Opiate addicts must suffer through withdrawal before recovery from the addiction can begin. Withdrawals can last for weeks. With symptoms ranging from muscle aches, flu like symptoms, vomiting, diarrhea, insomnia, chills, sweats, and even convulsions, the addict can often suffer miserably. To prevent unnecessary suffering Detox of South Florida has expertly trained staff to assist the addict throughout the withdrawal also called detox period. The longer the addict suffers, the more likely they are to relapse. In an attempt to relieve the suffering the addict often returns to their drug of choice. The concept of rapid detox is to put the patient under anesthesia and initiate detox with the administration of a narcotic antagonist, reducing the suffering from weeks to essentially none.
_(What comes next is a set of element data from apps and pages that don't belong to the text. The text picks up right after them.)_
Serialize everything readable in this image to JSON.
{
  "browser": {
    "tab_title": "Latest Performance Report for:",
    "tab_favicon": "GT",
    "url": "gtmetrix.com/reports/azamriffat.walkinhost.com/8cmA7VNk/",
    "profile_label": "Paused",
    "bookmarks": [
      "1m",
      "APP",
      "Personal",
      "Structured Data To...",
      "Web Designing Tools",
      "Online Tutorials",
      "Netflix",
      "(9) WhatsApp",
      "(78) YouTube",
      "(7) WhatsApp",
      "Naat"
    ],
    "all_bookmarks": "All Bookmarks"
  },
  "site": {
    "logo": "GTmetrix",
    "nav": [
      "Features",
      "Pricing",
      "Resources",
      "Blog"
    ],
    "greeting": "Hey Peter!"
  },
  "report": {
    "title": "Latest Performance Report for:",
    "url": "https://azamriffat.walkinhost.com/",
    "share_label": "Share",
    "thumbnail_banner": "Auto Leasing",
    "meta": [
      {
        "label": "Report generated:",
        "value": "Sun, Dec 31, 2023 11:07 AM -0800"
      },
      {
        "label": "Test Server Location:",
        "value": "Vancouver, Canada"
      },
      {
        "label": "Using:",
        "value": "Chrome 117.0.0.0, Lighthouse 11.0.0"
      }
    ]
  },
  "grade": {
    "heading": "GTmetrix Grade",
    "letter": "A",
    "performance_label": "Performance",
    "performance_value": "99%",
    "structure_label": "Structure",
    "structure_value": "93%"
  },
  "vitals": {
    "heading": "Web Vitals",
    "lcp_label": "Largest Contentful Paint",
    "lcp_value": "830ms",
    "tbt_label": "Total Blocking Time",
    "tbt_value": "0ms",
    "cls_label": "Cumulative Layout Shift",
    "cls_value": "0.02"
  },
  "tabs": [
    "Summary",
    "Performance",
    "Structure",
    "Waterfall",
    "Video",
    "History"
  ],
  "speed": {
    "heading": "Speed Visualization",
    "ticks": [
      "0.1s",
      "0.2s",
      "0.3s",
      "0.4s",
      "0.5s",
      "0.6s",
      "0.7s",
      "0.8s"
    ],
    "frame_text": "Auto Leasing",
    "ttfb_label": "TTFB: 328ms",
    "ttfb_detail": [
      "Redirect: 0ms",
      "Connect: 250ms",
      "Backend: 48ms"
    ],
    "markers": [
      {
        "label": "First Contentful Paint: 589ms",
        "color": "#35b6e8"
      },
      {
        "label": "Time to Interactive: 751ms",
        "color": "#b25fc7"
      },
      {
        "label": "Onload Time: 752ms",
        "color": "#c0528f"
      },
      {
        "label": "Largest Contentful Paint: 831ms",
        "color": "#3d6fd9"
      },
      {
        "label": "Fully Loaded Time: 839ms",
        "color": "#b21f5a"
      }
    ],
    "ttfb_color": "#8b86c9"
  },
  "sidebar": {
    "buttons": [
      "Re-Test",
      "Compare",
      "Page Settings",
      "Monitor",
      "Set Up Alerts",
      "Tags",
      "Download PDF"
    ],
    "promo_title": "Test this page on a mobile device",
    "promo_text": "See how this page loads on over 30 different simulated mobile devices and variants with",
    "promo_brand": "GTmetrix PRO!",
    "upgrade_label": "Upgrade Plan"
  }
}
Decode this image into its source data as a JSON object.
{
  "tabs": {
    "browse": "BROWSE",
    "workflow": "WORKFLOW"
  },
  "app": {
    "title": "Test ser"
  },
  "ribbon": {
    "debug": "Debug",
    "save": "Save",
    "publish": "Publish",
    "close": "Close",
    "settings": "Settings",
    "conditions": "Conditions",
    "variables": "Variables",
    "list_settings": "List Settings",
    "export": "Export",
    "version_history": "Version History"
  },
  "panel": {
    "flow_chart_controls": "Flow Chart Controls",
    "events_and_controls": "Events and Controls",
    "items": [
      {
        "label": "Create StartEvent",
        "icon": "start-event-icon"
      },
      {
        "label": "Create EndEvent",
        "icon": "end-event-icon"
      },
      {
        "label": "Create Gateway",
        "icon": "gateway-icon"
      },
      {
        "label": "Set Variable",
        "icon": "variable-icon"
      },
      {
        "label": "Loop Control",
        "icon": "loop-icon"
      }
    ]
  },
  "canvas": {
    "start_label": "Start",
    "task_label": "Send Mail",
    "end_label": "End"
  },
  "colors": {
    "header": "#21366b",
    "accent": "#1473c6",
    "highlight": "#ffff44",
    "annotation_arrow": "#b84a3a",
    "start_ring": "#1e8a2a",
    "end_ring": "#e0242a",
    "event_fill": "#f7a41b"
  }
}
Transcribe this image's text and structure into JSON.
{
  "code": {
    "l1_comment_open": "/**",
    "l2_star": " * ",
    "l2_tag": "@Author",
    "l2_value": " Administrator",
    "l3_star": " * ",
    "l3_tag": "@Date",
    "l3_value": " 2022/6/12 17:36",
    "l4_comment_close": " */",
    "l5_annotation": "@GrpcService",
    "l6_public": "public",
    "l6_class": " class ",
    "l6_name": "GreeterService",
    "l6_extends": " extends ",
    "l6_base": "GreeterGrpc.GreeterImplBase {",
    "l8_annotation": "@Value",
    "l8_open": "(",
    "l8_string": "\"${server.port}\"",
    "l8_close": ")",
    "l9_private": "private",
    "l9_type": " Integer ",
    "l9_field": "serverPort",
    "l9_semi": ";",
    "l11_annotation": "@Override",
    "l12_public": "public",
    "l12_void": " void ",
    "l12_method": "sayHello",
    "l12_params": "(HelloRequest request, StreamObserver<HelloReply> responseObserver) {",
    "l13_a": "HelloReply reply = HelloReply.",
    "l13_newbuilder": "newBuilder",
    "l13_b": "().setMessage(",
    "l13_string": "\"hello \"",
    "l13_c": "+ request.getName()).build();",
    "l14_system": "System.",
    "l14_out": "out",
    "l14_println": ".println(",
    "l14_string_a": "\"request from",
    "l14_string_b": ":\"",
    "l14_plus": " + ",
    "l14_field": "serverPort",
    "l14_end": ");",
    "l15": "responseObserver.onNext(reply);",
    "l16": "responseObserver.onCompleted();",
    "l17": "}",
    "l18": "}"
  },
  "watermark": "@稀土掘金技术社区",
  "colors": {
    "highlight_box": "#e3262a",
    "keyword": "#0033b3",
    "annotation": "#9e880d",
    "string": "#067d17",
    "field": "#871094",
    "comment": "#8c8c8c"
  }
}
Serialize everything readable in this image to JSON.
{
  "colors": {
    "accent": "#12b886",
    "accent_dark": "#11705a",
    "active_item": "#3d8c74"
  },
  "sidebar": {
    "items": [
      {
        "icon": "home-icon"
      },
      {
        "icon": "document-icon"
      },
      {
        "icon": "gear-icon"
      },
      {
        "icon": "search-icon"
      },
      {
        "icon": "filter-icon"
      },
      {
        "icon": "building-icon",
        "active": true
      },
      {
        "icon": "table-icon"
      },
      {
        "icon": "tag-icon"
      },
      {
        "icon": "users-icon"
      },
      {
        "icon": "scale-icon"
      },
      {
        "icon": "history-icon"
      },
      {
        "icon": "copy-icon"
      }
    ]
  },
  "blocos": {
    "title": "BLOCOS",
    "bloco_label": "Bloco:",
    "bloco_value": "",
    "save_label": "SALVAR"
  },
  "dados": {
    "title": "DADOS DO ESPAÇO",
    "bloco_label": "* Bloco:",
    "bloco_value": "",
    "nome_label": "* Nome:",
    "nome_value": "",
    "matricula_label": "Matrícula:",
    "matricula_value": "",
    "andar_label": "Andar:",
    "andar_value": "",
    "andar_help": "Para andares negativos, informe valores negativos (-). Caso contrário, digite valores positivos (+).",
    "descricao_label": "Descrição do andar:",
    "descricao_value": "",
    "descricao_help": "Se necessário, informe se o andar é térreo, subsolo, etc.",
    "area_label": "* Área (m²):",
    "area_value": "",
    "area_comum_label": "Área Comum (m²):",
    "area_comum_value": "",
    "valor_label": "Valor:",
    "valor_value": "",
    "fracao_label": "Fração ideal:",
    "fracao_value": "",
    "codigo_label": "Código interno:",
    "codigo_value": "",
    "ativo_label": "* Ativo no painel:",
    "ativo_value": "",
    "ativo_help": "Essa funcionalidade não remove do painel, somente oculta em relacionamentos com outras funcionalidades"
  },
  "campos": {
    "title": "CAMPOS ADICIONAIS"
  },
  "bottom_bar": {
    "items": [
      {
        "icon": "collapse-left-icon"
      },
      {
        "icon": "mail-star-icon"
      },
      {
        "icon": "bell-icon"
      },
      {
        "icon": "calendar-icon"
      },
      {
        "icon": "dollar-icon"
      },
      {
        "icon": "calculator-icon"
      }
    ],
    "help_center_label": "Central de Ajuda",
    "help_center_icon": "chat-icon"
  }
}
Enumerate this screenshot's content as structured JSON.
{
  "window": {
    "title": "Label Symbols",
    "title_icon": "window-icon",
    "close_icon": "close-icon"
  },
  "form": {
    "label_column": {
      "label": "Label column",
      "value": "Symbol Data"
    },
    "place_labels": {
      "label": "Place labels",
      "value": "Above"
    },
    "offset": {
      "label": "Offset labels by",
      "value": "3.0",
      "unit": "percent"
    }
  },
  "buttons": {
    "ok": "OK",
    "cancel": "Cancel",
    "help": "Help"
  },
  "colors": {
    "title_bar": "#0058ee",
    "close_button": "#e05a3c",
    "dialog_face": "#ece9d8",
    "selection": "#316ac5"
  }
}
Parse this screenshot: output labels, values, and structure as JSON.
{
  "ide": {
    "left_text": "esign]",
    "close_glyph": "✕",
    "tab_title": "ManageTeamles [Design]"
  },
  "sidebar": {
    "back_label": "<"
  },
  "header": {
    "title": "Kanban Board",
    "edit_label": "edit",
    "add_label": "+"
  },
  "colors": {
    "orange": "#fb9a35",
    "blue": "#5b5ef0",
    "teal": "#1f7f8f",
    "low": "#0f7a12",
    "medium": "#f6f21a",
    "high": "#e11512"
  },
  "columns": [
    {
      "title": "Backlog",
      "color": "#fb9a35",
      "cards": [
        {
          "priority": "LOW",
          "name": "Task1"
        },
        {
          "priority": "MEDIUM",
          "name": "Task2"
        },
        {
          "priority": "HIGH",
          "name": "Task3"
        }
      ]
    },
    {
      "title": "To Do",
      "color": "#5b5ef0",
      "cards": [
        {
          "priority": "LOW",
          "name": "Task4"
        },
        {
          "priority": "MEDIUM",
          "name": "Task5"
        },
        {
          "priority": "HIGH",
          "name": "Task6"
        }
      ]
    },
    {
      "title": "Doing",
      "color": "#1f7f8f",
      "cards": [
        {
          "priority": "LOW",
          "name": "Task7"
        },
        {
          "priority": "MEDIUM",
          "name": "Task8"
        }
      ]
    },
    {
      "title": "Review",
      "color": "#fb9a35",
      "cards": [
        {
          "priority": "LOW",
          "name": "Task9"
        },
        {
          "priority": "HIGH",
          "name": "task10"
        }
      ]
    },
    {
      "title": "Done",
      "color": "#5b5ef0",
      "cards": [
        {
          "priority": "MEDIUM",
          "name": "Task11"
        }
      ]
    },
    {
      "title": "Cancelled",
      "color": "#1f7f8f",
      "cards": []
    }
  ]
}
The idea behind rapid detox is to have the person sleep through withdrawal, bringing the addict from full blown addiction to a point to where he can begin the recovery process. However, some people are under the false belief that once the rapid detox is complete, the person is cured of the opiate addiction. If the underlying cause of the addiction isn’t addressed, relapse is a distinct possibility. The withdrawal process is taxing on the body. This is intensified when the person goes under anesthesia. Withdrawal symptoms such as insomnia and appetite irregularities last far longer than the acute symptoms, which are avoided with rapid detox.
The high cost of rapid detox puts the procedure beyond the resources of most addicts. At an estimated cost of $15,000.00 per treatment, its an expensive procedure. Always call your rehab center to see if your insurance covers these types of procedures. For most of these people, addiction to prescription pills is the issue causing the need for detox. The belief they can go to detox on Friday and return to work on Monday, cured of the addiction, drives these people to rapid detox. Getting a person drug free is one thing, keeping them drug free is different all together. Follow up treatment, called rehab should be available to get to the root of the addiction.
The safety of rapid detox is debatable. According to H.Wesley Clark Director of Substance Abuse at the Health and Human Services Department, some studies show it’s safe but others say it’s not. However, the stress of rapid detox cannot be overlooked. One treatment center reported six deaths out of 2350 treatments. Federal officials view this as un- acceptable. With conflicting opinions on the safety of rapid detox, it’s left up to the addict to research and make an informed decision on whether to seek this treatment or not.
The concept of rapid detox is viable. Until more research and results are examined it will remain controversial. The traditional method of opiate detox, while safer, takes around thirty days or longer. It can also require years of attending support groups. The cost of traditional treatment averages out to be about the same as rapid detox. However, due to the idea of being completely drug free in a fraction of the time it takes for traditional treatment, rapid detox will continue to be popular.